Upon fulfilling their Target Contribution in full, bankrupts are entitled to have their name removed from the register five years after discharge.
If after seven years (nine years for repeat bankrupts), Target Contribution has not been paid in full, the bankrupt’s name will remain on the register permanently.
With this opportunity, it is hoped that bankrupts are motivated to seek out a stable and gainful employment, provide for their families and loved ones and eventually arrive at a fresh start.
It is important to remember that being a bankrupt does not define you. The events that led up to your bankruptcy has happened and those events are now in the past.
Moving forward, you can also choose to approach your bankruptcy with motivation and being open to learning.

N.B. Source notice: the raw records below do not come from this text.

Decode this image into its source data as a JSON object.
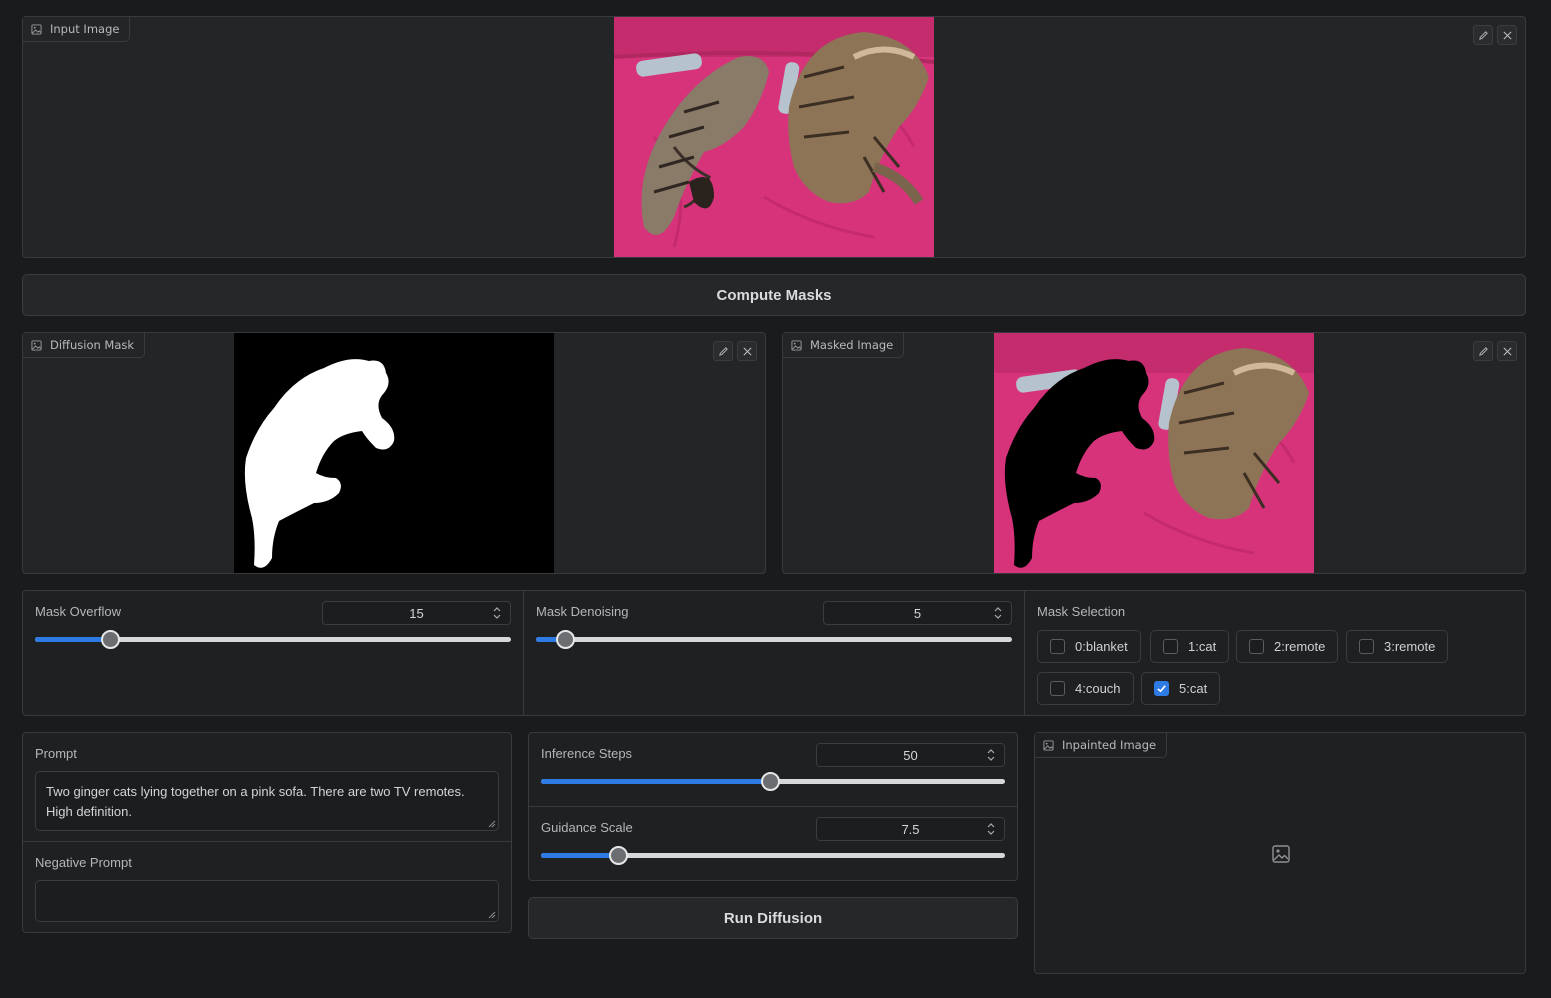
{
  "input_image": {
    "label": "Input Image"
  },
  "compute_masks": {
    "label": "Compute Masks"
  },
  "diffusion_mask": {
    "label": "Diffusion Mask"
  },
  "masked_image": {
    "label": "Masked Image"
  },
  "mask_overflow": {
    "label": "Mask Overflow",
    "value": "15",
    "fraction": 0.158
  },
  "mask_denoising": {
    "label": "Mask Denoising",
    "value": "5",
    "fraction": 0.061
  },
  "mask_selection": {
    "label": "Mask Selection",
    "options": [
      {
        "label": "0:blanket",
        "checked": false
      },
      {
        "label": "1:cat",
        "checked": false
      },
      {
        "label": "2:remote",
        "checked": false
      },
      {
        "label": "3:remote",
        "checked": false
      },
      {
        "label": "4:couch",
        "checked": false
      },
      {
        "label": "5:cat",
        "checked": true
      }
    ]
  },
  "prompt": {
    "label": "Prompt",
    "value": "Two ginger cats lying together on a pink sofa. There are two TV remotes. High definition."
  },
  "negative_prompt": {
    "label": "Negative Prompt",
    "value": ""
  },
  "inference_steps": {
    "label": "Inference Steps",
    "value": "50",
    "fraction": 0.494
  },
  "guidance_scale": {
    "label": "Guidance Scale",
    "value": "7.5",
    "fraction": 0.166
  },
  "run_diffusion": {
    "label": "Run Diffusion"
  },
  "inpainted_image": {
    "label": "Inpainted Image"
  }
}
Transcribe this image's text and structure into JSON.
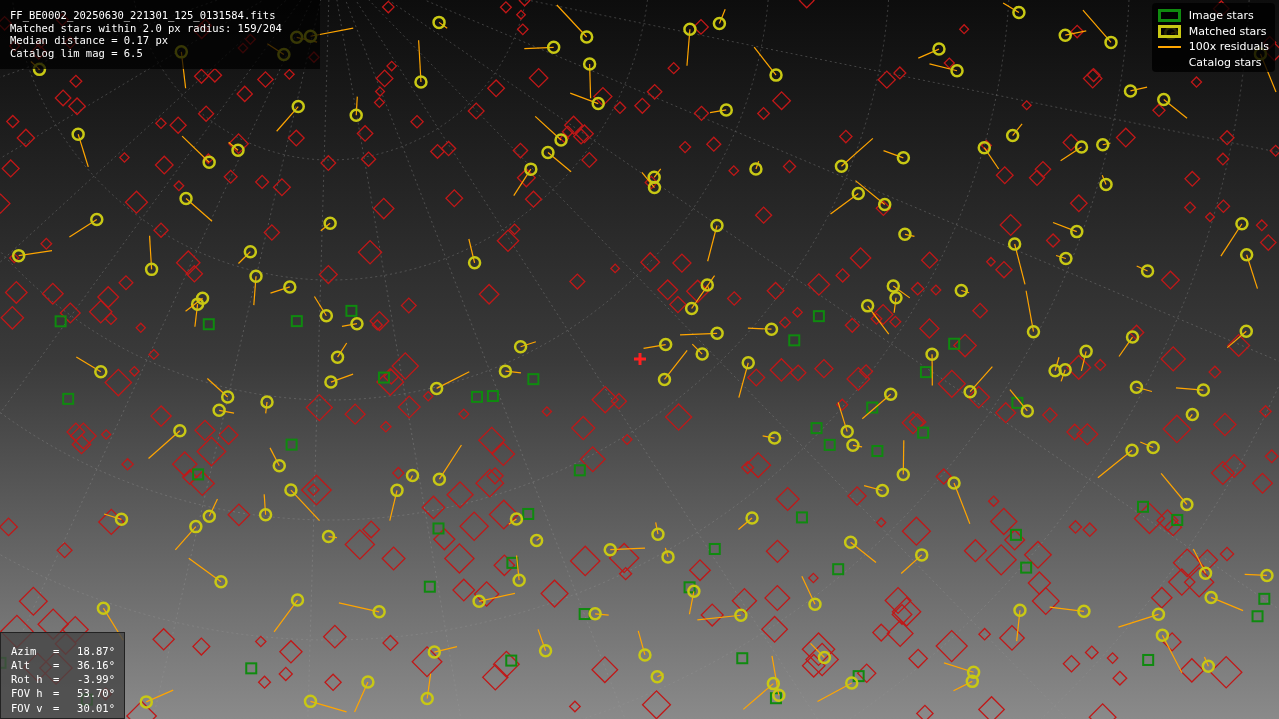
{
  "info": {
    "lines": [
      "FF_BE0002_20250630_221301_125_0131584.fits",
      "Matched stars within 2.0 px radius: 159/204",
      "Median distance = 0.17 px",
      "Catalog lim mag = 6.5"
    ]
  },
  "legend": [
    {
      "kind": "box",
      "color": "#0f8a0f",
      "label": "Image stars"
    },
    {
      "kind": "box",
      "color": "#c8c814",
      "label": "Matched stars"
    },
    {
      "kind": "line",
      "color": "#ffa500",
      "label": "100x residuals"
    },
    {
      "kind": "none",
      "label": "Catalog stars"
    }
  ],
  "pointing": [
    {
      "label": "Azim",
      "sep": "=",
      "value": "18.87°"
    },
    {
      "label": "Alt",
      "sep": "=",
      "value": "36.16°"
    },
    {
      "label": "Rot h",
      "sep": "=",
      "value": "-3.99°"
    },
    {
      "label": "FOV h",
      "sep": "=",
      "value": "53.70°"
    },
    {
      "label": "FOV v",
      "sep": "=",
      "value": "30.01°"
    }
  ]
}
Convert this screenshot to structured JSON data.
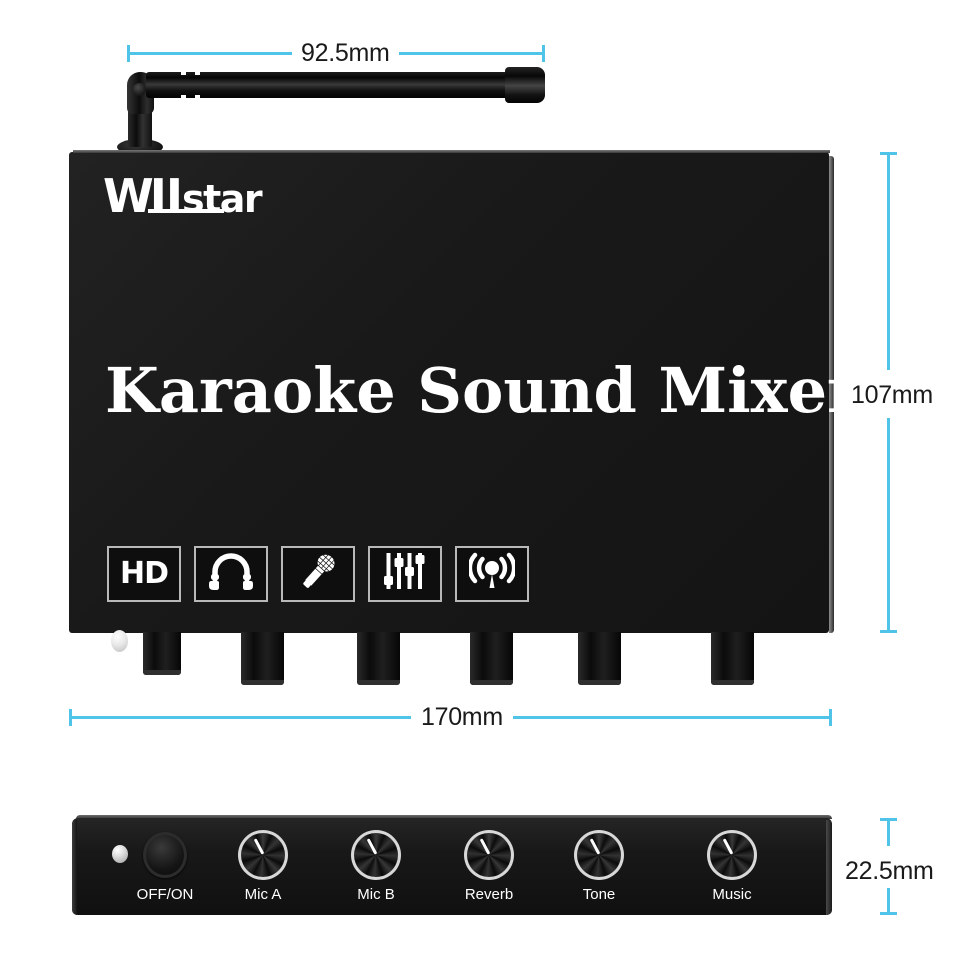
{
  "product": {
    "brand_logo": {
      "part_w": "W",
      "part_ii": "II",
      "part_star": "star",
      "full": "Wiistar"
    },
    "title": "Karaoke Sound Mixer",
    "body_color": "#1a1a1a"
  },
  "dimensions": {
    "accent_color": "#4fc3e8",
    "antenna_length": "92.5mm",
    "body_height": "107mm",
    "body_width": "170mm",
    "panel_height": "22.5mm"
  },
  "features": [
    {
      "name": "hd-badge",
      "label": "HD",
      "icon": "hd-icon"
    },
    {
      "name": "headphones",
      "label": "",
      "icon": "headphones-icon"
    },
    {
      "name": "microphone",
      "label": "",
      "icon": "microphone-icon"
    },
    {
      "name": "equalizer",
      "label": "",
      "icon": "equalizer-icon"
    },
    {
      "name": "wireless",
      "label": "",
      "icon": "wireless-signal-icon"
    }
  ],
  "front_panel": {
    "led_indicator": "power-led",
    "power_button": "OFF/ON",
    "knobs": [
      {
        "label": "Mic A"
      },
      {
        "label": "Mic B"
      },
      {
        "label": "Reverb"
      },
      {
        "label": "Tone"
      },
      {
        "label": "Music"
      }
    ]
  },
  "rear": {
    "shaft_count": 6,
    "led": "rear-led"
  }
}
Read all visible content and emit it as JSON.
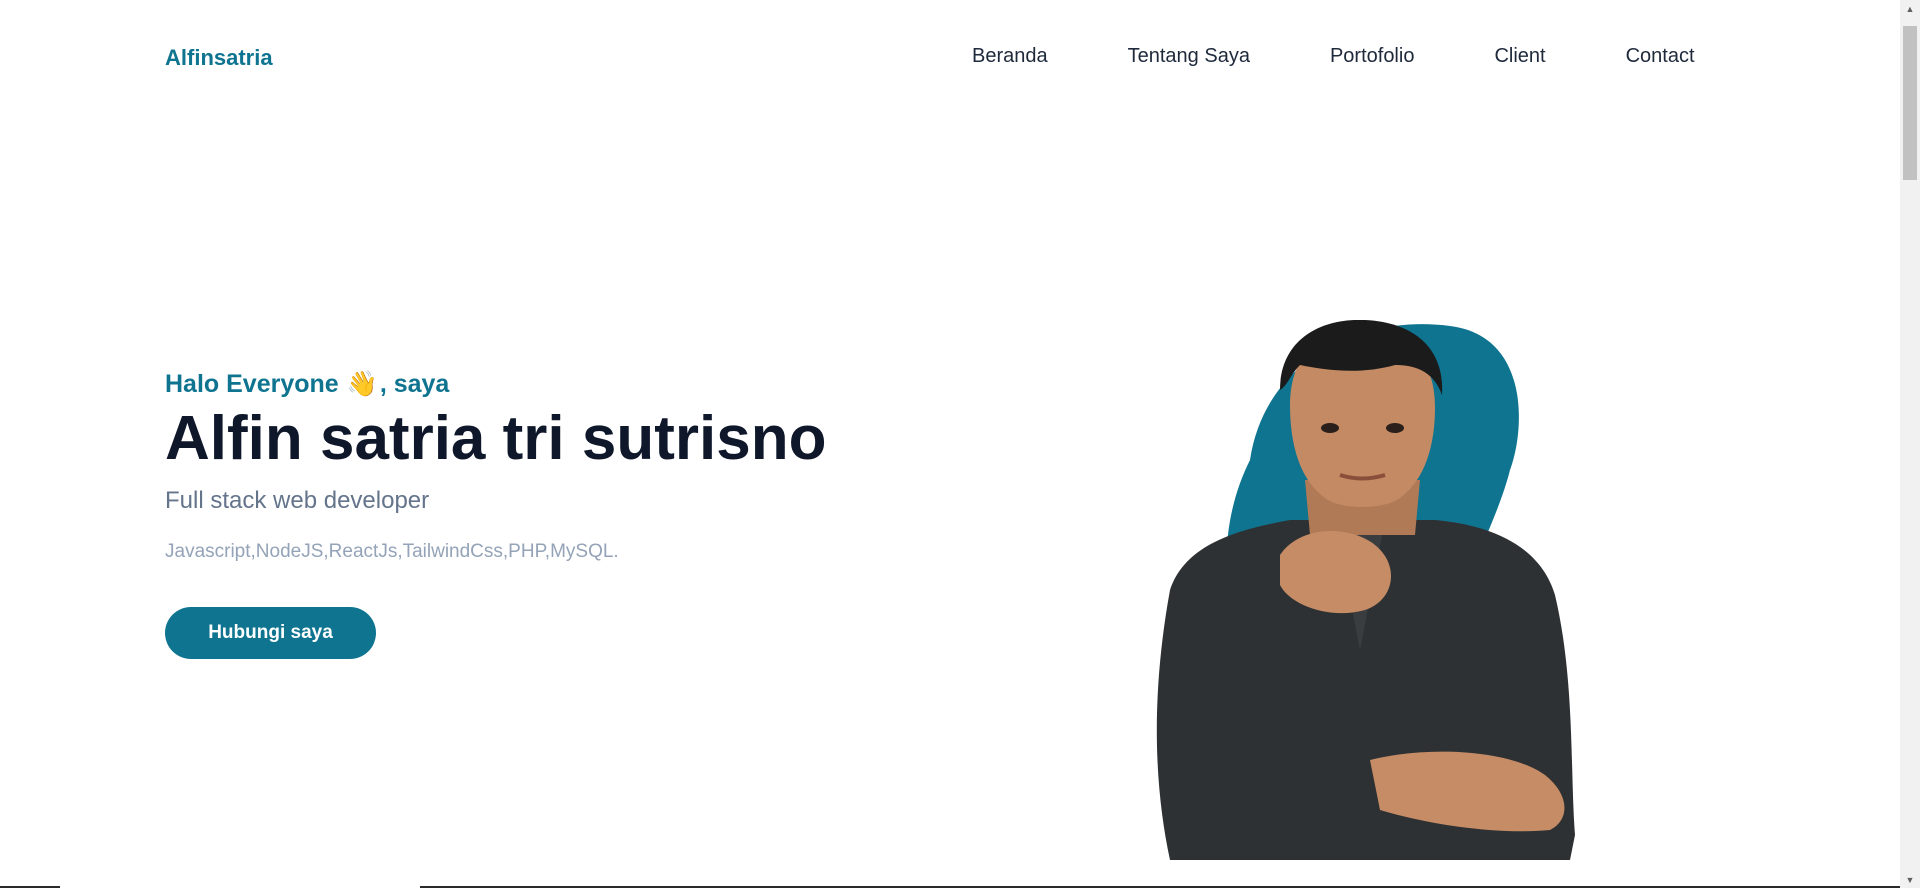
{
  "brand": {
    "logo_text": "Alfinsatria"
  },
  "nav": {
    "items": [
      {
        "label": "Beranda"
      },
      {
        "label": "Tentang Saya"
      },
      {
        "label": "Portofolio"
      },
      {
        "label": "Client"
      },
      {
        "label": "Contact"
      }
    ]
  },
  "hero": {
    "greeting_prefix": "Halo Everyone",
    "greeting_emoji": "👋",
    "greeting_suffix": ", saya",
    "name": "Alfin satria tri sutrisno",
    "role": "Full stack web developer",
    "skills": "Javascript,NodeJS,ReactJs,TailwindCss,PHP,MySQL.",
    "cta_label": "Hubungi saya"
  },
  "colors": {
    "accent": "#0e7490",
    "heading": "#0f172a",
    "body_text": "#64748b",
    "muted_text": "#94a3b8"
  },
  "icons": {
    "wave": "waving-hand-icon",
    "scroll_up": "scroll-up-arrow-icon",
    "scroll_down": "scroll-down-arrow-icon"
  }
}
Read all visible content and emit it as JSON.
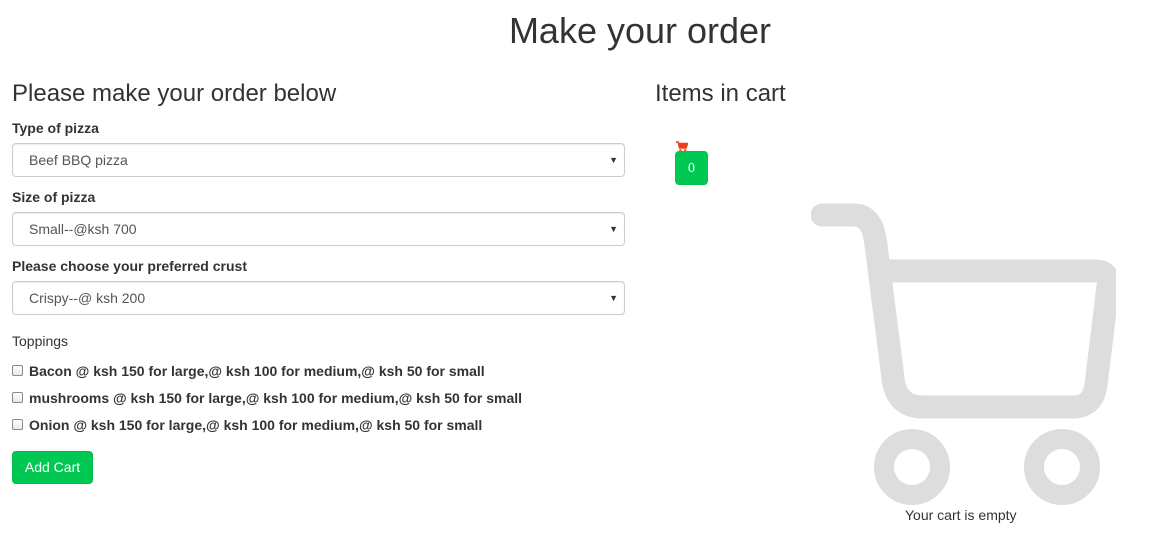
{
  "page": {
    "title": "Make your order"
  },
  "order_form": {
    "heading": "Please make your order below",
    "pizza_type": {
      "label": "Type of pizza",
      "selected": "Beef BBQ pizza"
    },
    "pizza_size": {
      "label": "Size of pizza",
      "selected": "Small--@ksh 700"
    },
    "crust": {
      "label": "Please choose your preferred crust",
      "selected": "Crispy--@ ksh 200"
    },
    "toppings_label": "Toppings",
    "toppings": [
      {
        "label": "Bacon @ ksh 150 for large,@ ksh 100 for medium,@ ksh 50 for small",
        "checked": false
      },
      {
        "label": "mushrooms @ ksh 150 for large,@ ksh 100 for medium,@ ksh 50 for small",
        "checked": false
      },
      {
        "label": "Onion @ ksh 150 for large,@ ksh 100 for medium,@ ksh 50 for small",
        "checked": false
      }
    ],
    "add_button": "Add Cart"
  },
  "cart": {
    "heading": "Items in cart",
    "count": "0",
    "empty_text": "Your cart is empty",
    "icon": "shopping-cart-icon",
    "accent_color": "#00c853",
    "mini_icon_color": "#e8401c",
    "big_icon_color": "#dddddd"
  }
}
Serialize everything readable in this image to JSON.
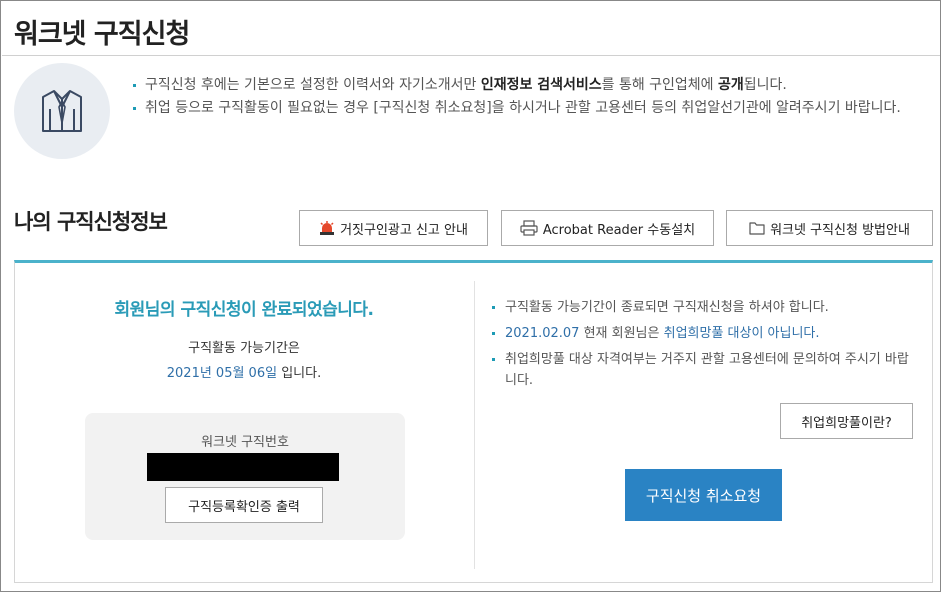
{
  "header": {
    "title": "워크넷 구직신청"
  },
  "intro": {
    "icon": "shirt-icon",
    "line1": {
      "pre": "구직신청 후에는 기본으로 설정한 이력서와 자기소개서만 ",
      "bold1": "인재정보 검색서비스",
      "mid": "를 통해 구인업체에 ",
      "bold2": "공개",
      "post": "됩니다."
    },
    "line2": "취업 등으로 구직활동이 필요없는 경우 [구직신청 취소요청]을 하시거나 관할 고용센터 등의 취업알선기관에 알려주시기 바랍니다."
  },
  "section": {
    "title": "나의 구직신청정보",
    "buttons": {
      "report": {
        "label": "거짓구인광고 신고 안내",
        "icon": "siren-icon"
      },
      "acrobat": {
        "label": "Acrobat Reader 수동설치",
        "icon": "printer-icon"
      },
      "guide": {
        "label": "워크넷 구직신청 방법안내",
        "icon": "folder-icon"
      }
    }
  },
  "status": {
    "complete_message": "회원님의 구직신청이 완료되었습니다.",
    "period_label": "구직활동 가능기간은",
    "period_date": "2021년 05월 06일",
    "period_suffix": " 입니다.",
    "worknet_number_label": "워크넷 구직번호",
    "worknet_number_value": "",
    "cert_button": "구직등록확인증 출력"
  },
  "info": {
    "item1": "구직활동 가능기간이 종료되면 구직재신청을 하셔야 합니다.",
    "item2_date": "2021.02.07",
    "item2_mid": " 현재 회원님은 ",
    "item2_status": "취업희망풀 대상이 아닙니다.",
    "item3": "취업희망풀 대상 자격여부는 거주지 관할 고용센터에 문의하여 주시기 바랍니다.",
    "hope_pool_button": "취업희망풀이란?",
    "cancel_button": "구직신청 취소요청"
  },
  "colors": {
    "accent": "#2a9bb7",
    "primary_button": "#2a83c4",
    "link": "#2f6fa8",
    "panel_border": "#4bb2cb"
  }
}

If you choose to do so, you do not need to go through it alone.
Bankruptcy Rehabilitation Program (BRP) – Supporting Bankrupts and their Families to a Fresh Start
The Bankruptcy Rehabilitation Programme (BRP) aims to provide support and guidance to bankrupted individuals and their families as they journey to a fresh start.
As an enrolled member, you can access
1. Our Programme Administration Unit (PAU), where you can make general queries pertaining to your personal financial matters and insolvency.
2. Link-up for referral services for emotional, mental health and family relationship counselling.
3. Link-up for employment assistance, such as help in re-skilling for new job roles, career guidance and job-matching services.
4. Link-up for thematic financial counselling and receive advise on managing money better, setting financial goals and drawing up a budget.
5. Our event page to sign-up for talks on building resilience in the areas of money management, employment, mental and emotional well-being.
Credit Counselling Singapore is committed to facilitate a 12-month pilot run (from May 2022 to April 2023) of the programme with the support of the Insolvency Office, Ministry of Law.
Participation in the BRP is entirely voluntary. For those who enrol into the programme, they can hope to achieve the following:
1. Be motivated to make regular payments for monthly contribution payments in order to fulfil their Target Contribution.
2. Receive assistance, if required, to secure gainful employment to enable them to keep up with their monthly contribution payments and take care of their family’s financial needs
3. Together with their family members, improve money management skills and become more financially resilient.
4. Together as a family, rebuild relationships and keep the family intact.
5. Regain self-esteem and confidence.
To find out more, attend any of our BRP Information Sharing Session conducted twice a month over Zoom.